According to the San Francisco Chronicle, the San Rafael husband and wife team came under fire when they referred two homosexual men to another photography company to capture images of their pending nuptials.
"We genuinely felt referring this couple to a photographer who does share their personal beliefs would provide them with the best service for their special day," read a statement on the Urloved website.
But the attempt to communicate "their artistic passion for excellence" to the gay couple was misinterpreted, according to Charisma news. T.J. Kelsall of San Francisco posted a comment on the company's Facebook page claiming the duo had declined to photograph him and his partner, Thai Lam.
"Great shots but this company denied me and my fiance, a same-sex couple, from their services. Stand up and say something about it," he wrote Nov. 4 on the company's now defunct Facebook page.
The Urloved photographers said they were overwhelmed by negative messages and phone calls. In the end it took just three days for adversaries to shut down the services of the established photography business. On Nov. 7, the San Francisco couple told supporters via Facebook.
"We have been flooded with hate calls, e-mails and accusations that inaccurately depict our business," the couple wrote in their official statement. "On top of that, we have come to a difficult decision that we will no longer be in the wedding photography business. We are grateful for this experience as it has caused us to think about how our personal beliefs intersect with our business practices."
It is unclear if the couple will continue to pursue senior portraiture and lifestyle photography, two separate services their website indicated they also provide.
The California's Unruh Civil Rights Act requires businesses to provide all persons "full and equal accommodations, advantages, facilities, privileges, or services in all business establishments, including both private and public entities."
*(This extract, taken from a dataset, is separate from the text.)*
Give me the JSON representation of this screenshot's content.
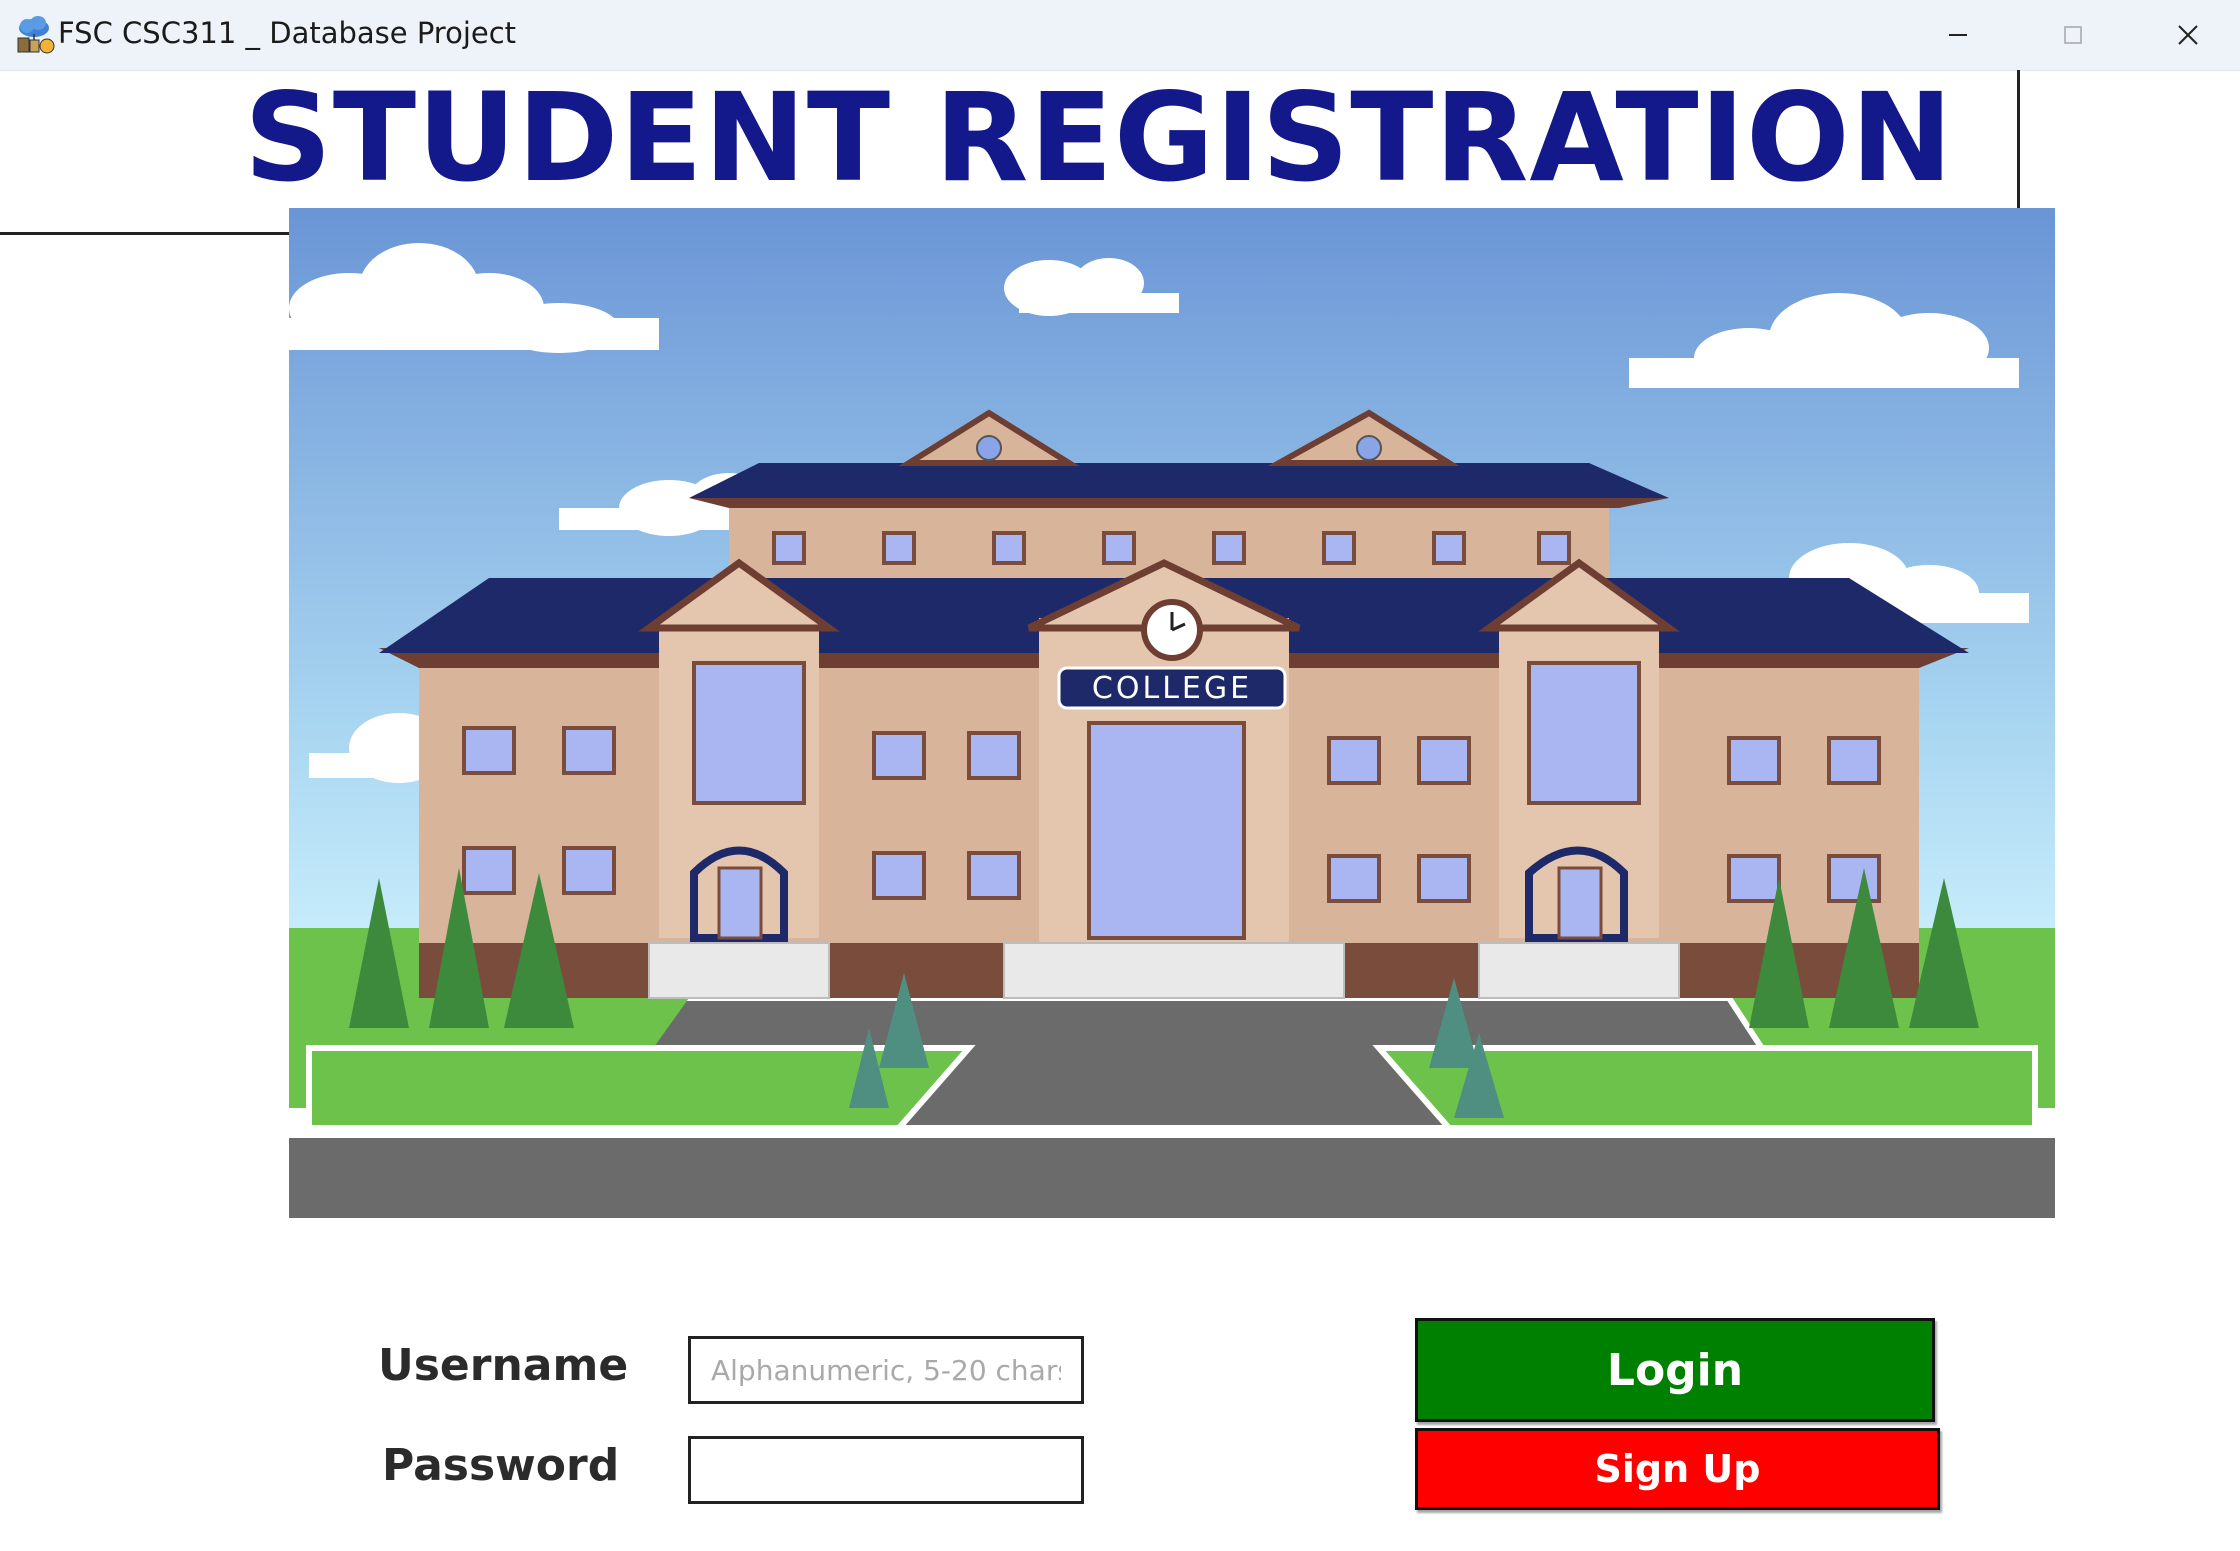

Similar legal provisions are increasingly being used to file complaints against businesses that cite religious beliefs for denying services to same-sex couples.